APPROACHES TO COMBINING INFORMATION FROM DISPARATE SOURCES
A variety of sources of information on the reliability of a defense system under development are available at the different stages of system development. Data from developmental and operational tests and from field performance for systems with similar or identical components are typically available at the beginning of system development. There are also data from the developmental tests (contractor and government) of the system in question. Finally, there are often field use and training exercise data, as well as “data” from modeling and simulation.
Attempts to combine data from tests or field experience for a related system with those for a given system must be made with caution since large changes in reliability can result from what would ordinarily be considered relatively minor changes to a system, and even identical components can have importantly different impacts on system reliability when used in different systems. Data from field and training exercises must be carefully considered since field use and training exercises are not well-controlled experiments. Further, the utility of modeling and simulation results depends heavily on the validity of the models in question.
Even identical systems can have dramatically different reliabilities in developmental and operational testing as a result of the different conditions involved. In developmental testing, the system operators are typically fully acquainted with the system, the test conditions are carefully controlled, and the test is often at the component level (e.g., hardware-in-the-loop testing). On the other hand, operational testing involves using the full system in operational conditions as realistic as possible, with the actions of the participants relatively unscripted and the system being operated by personnel more typical of real use (with the anticipated amount of training). Clearly, these are distinctly different conditions of use.

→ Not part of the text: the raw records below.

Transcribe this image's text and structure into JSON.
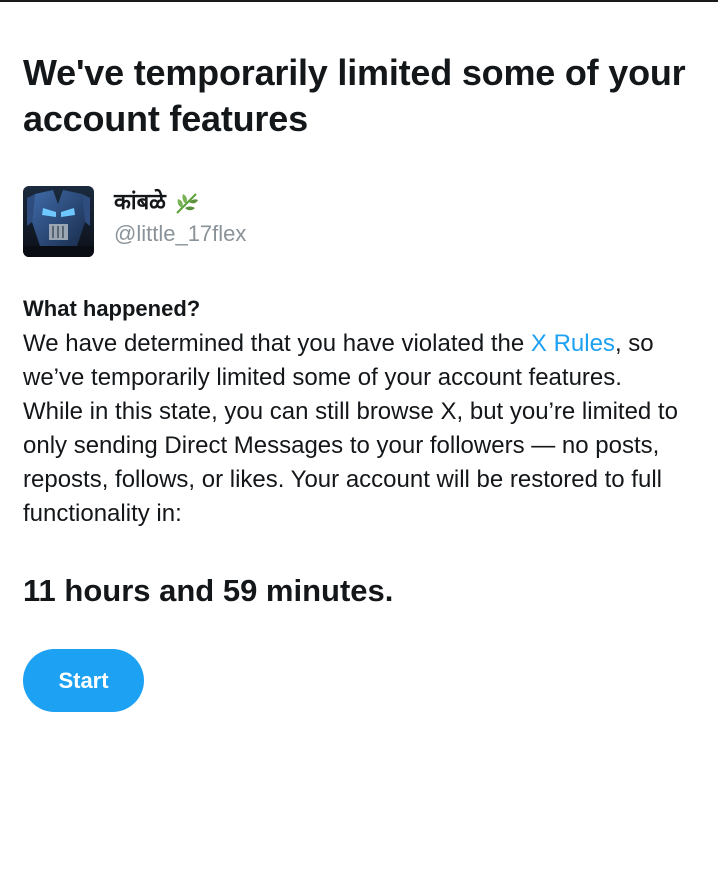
{
  "title": "We've temporarily limited some of your account features",
  "profile": {
    "display_name": "कांबळे",
    "leaf_icon": "herb-icon",
    "handle": "@little_17flex"
  },
  "section": {
    "heading": "What happened?",
    "body_before_link": "We have determined that you have violated the ",
    "link_text": "X Rules",
    "body_after_link": ", so we’ve temporarily limited some of your account features. While in this state, you can still browse X, but you’re limited to only sending Direct Messages to your followers — no posts, reposts, follows, or likes. Your account will be restored to full functionality in:"
  },
  "countdown": "11 hours and 59 minutes.",
  "start_button_label": "Start",
  "colors": {
    "accent": "#1da1f2",
    "text": "#14171a",
    "secondary_text": "#8a9399"
  }
}
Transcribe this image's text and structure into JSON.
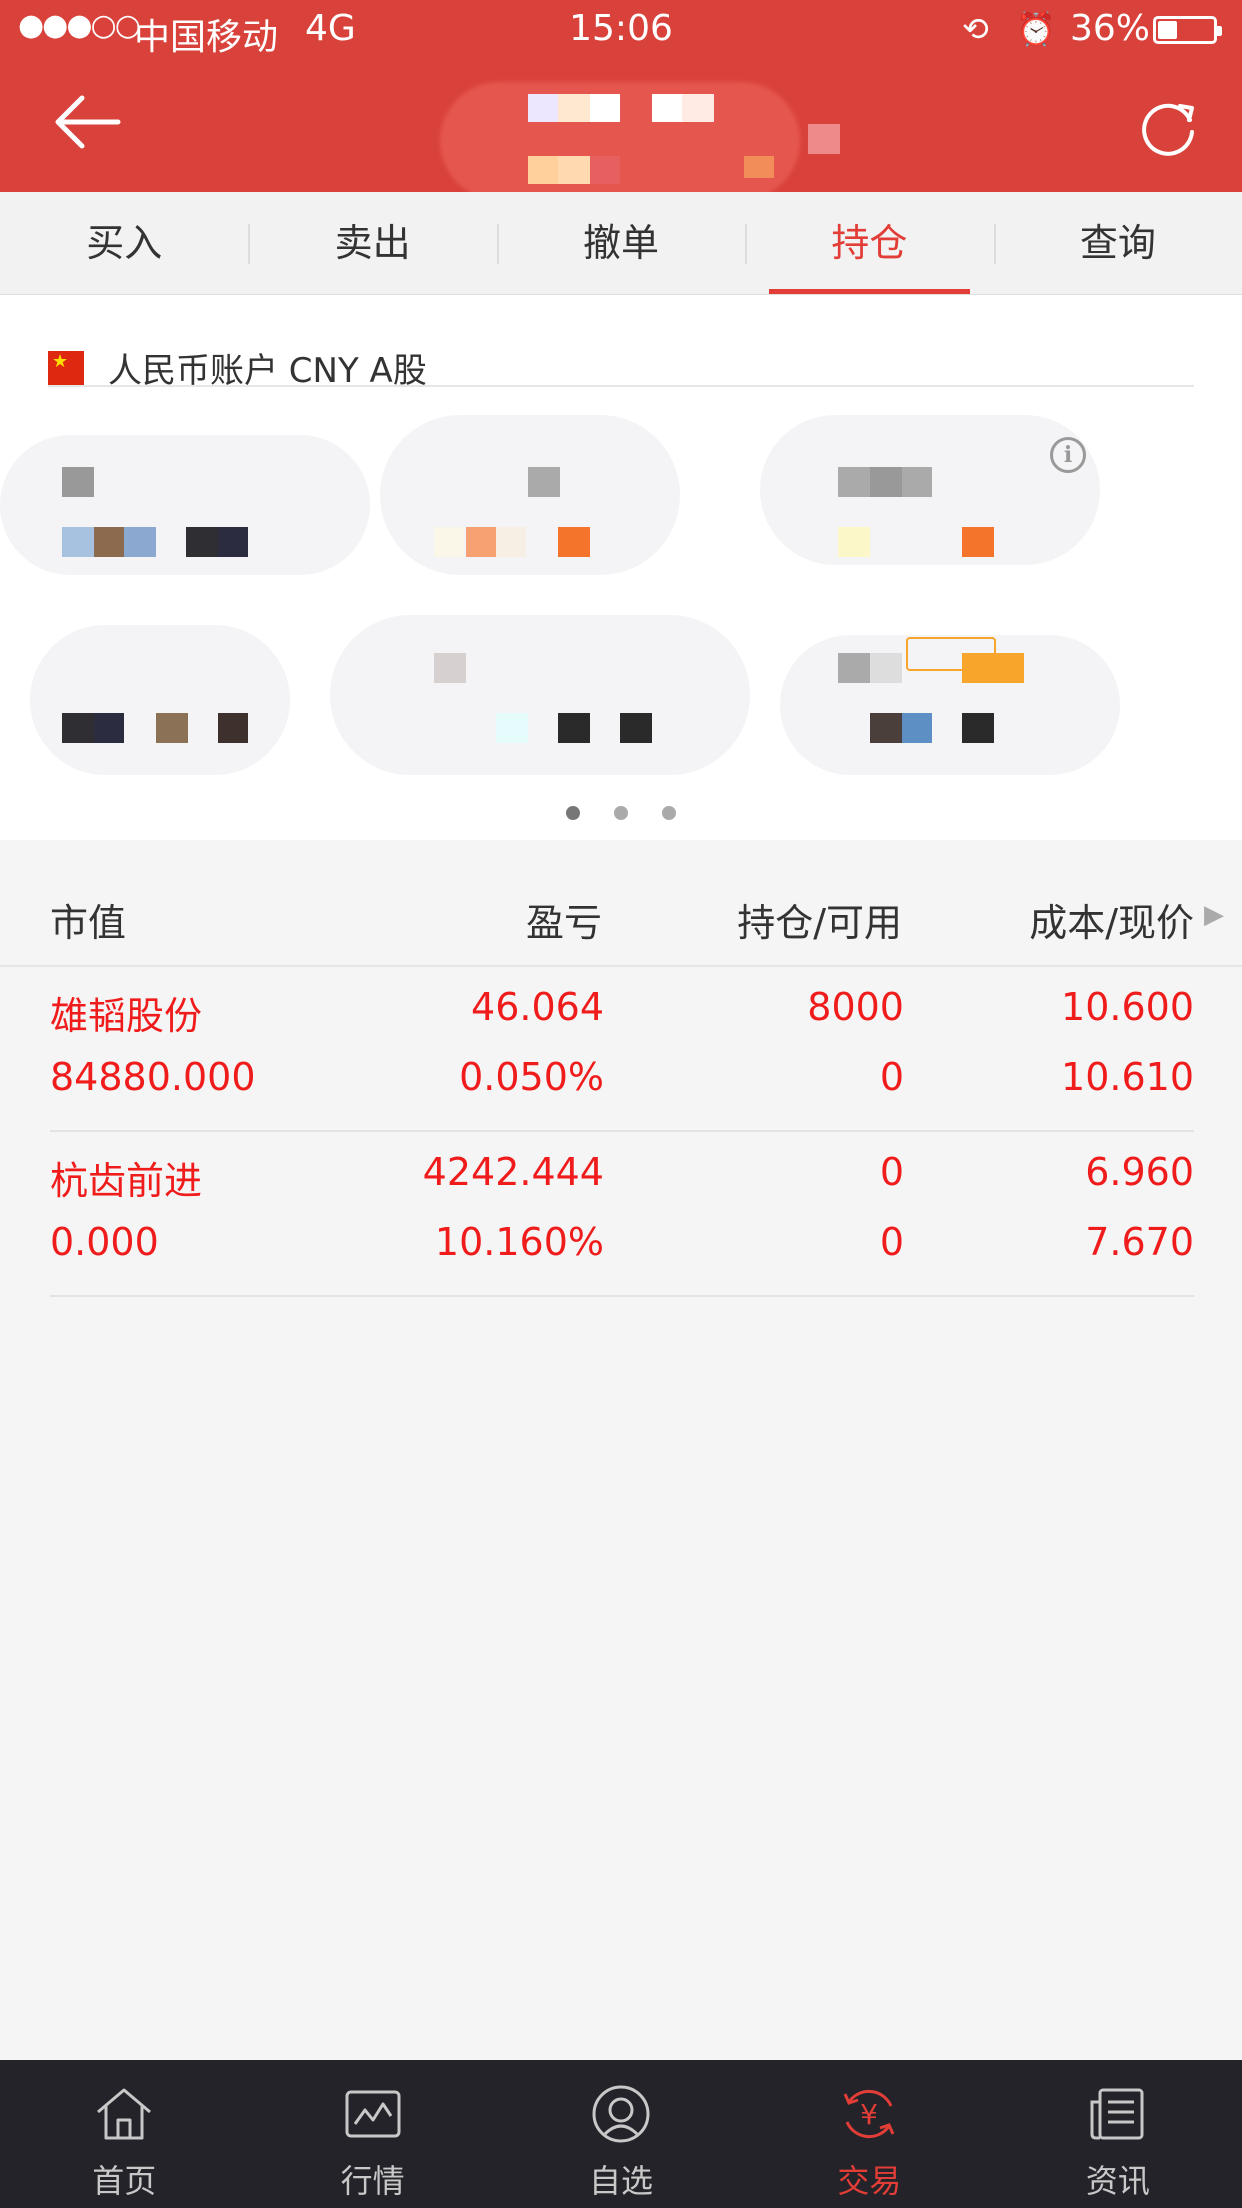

On the other hand, the cost of operational testing (and the need for expeditious decision making) necessarily limits the number of operational test replications. Given the importance of assessing the reliability of defense systems in development, including how this assessment factors into the ultimate decision on whether to proceed to full-rate production, it is extremely important to base reliability assessments of defense systems in development on as much relevant information as possible. As a result, it has been suggested, especially of late, that the various sources of information be combined, if possible, to provide the best possible estimates of sys-